AgI electrode is often applied not only to determine iodine concentration but also to follow oscillations in the weakly acidic medium of the Bray-Liebhafsky and Briggs-Rauscher reactions where it partly follows the hypoiodous acid (HOI) concentration. It is known that HOI attacks its matrix in the corrosion reaction: AgI + HOI + H+ ↔ Ag+ + I 2 + H2O and the AgI electrode measures the silver ion concentration produced in that reaction. The signal of the electrode can be the basis of sensitive and selective HOI concentration measurements only supposing that an analogous corrosive reaction between AgI and iodous acid (HOIO) can be neglected. To prove that assumption, the authors calibrated a molten-type AgI electrode for I-, Ag+, HOI, and HOIO in 1 M sulfuric acid and measured the electrode potential in the disproportionation of HOIO, which is relatively slow in that medium. Measured and simulated electrode potential versus time diagrams showed good agreement, assuming that the electrode potential is determined by the HOI concentration exclusively and the contribution of HOIO is negligible. An independent and more direct experiment was also performed giving the same result. HOIO was produced with a new improved recipe. Conclusion: an AgI electrode can be applied to measure the HOI concentration selectively above the so-called solubility limit potential.

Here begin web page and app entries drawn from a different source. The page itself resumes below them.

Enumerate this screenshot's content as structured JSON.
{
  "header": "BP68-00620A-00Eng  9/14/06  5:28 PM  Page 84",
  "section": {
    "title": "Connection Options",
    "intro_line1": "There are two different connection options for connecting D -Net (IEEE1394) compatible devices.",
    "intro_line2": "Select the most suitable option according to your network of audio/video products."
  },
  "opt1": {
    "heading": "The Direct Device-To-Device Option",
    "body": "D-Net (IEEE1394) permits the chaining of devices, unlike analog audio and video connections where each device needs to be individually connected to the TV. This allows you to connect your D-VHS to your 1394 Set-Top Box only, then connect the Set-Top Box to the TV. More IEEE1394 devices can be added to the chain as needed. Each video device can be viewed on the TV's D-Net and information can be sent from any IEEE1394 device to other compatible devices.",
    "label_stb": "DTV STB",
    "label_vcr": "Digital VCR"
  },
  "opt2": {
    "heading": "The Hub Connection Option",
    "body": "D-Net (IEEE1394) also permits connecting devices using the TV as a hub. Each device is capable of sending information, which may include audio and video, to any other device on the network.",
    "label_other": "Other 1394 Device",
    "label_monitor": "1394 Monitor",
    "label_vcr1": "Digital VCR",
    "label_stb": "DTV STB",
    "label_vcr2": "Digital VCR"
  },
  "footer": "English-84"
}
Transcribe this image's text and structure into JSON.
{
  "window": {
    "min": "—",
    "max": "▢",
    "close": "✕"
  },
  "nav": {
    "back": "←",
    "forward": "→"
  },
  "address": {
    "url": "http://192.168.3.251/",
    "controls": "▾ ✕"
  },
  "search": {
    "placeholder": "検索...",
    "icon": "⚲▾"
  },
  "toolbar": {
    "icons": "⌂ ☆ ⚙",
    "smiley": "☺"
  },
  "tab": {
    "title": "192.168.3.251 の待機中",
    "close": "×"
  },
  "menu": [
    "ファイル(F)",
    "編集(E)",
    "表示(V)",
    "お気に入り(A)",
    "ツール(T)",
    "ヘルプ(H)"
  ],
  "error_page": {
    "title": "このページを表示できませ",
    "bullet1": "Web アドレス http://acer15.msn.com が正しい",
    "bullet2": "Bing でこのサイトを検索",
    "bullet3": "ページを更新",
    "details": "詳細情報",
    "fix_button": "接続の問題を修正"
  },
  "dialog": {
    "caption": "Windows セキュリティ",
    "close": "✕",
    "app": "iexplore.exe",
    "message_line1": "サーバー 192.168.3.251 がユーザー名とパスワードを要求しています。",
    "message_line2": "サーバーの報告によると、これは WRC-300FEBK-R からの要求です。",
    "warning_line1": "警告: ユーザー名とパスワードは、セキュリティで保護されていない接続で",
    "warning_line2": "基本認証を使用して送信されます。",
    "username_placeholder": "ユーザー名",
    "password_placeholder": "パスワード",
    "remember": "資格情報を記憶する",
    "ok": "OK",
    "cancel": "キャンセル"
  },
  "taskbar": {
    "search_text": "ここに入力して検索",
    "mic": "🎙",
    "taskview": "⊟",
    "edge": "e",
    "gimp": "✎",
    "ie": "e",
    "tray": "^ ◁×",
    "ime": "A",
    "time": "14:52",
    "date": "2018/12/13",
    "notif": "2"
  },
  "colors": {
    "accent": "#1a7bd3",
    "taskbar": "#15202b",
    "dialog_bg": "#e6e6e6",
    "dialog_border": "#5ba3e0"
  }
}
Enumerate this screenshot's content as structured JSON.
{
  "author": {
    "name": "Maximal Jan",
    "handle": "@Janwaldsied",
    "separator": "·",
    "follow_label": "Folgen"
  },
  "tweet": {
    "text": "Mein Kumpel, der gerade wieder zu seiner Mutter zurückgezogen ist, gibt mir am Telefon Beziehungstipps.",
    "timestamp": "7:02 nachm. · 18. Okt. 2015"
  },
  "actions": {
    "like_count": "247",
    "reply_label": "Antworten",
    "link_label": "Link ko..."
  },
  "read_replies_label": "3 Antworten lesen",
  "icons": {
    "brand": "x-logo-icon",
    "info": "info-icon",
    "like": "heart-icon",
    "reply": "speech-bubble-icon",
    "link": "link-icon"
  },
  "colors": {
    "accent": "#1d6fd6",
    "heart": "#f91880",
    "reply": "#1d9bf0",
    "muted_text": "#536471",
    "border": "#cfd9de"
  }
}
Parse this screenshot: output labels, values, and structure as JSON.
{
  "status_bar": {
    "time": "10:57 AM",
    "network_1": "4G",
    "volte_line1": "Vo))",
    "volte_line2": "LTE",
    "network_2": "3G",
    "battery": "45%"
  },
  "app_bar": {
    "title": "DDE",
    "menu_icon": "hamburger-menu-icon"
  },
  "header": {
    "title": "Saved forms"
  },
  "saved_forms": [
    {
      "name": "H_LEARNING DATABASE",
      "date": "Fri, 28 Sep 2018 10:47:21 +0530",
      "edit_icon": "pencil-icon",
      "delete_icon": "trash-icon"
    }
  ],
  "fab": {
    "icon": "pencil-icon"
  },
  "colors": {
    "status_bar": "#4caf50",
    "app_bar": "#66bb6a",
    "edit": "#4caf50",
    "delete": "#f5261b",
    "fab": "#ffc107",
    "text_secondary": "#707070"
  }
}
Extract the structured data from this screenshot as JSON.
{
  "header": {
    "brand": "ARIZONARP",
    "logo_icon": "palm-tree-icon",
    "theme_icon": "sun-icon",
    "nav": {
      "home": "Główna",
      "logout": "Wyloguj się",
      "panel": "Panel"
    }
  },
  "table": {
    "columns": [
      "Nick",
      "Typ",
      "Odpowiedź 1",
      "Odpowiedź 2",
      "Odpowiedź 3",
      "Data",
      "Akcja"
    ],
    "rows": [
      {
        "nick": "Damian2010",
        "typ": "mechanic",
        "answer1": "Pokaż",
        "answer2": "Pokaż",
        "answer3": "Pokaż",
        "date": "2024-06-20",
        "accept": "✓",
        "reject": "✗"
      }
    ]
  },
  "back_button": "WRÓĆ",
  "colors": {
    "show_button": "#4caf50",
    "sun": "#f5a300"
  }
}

ASJC Scopus subject areas
- Physical and Theoretical Chemistry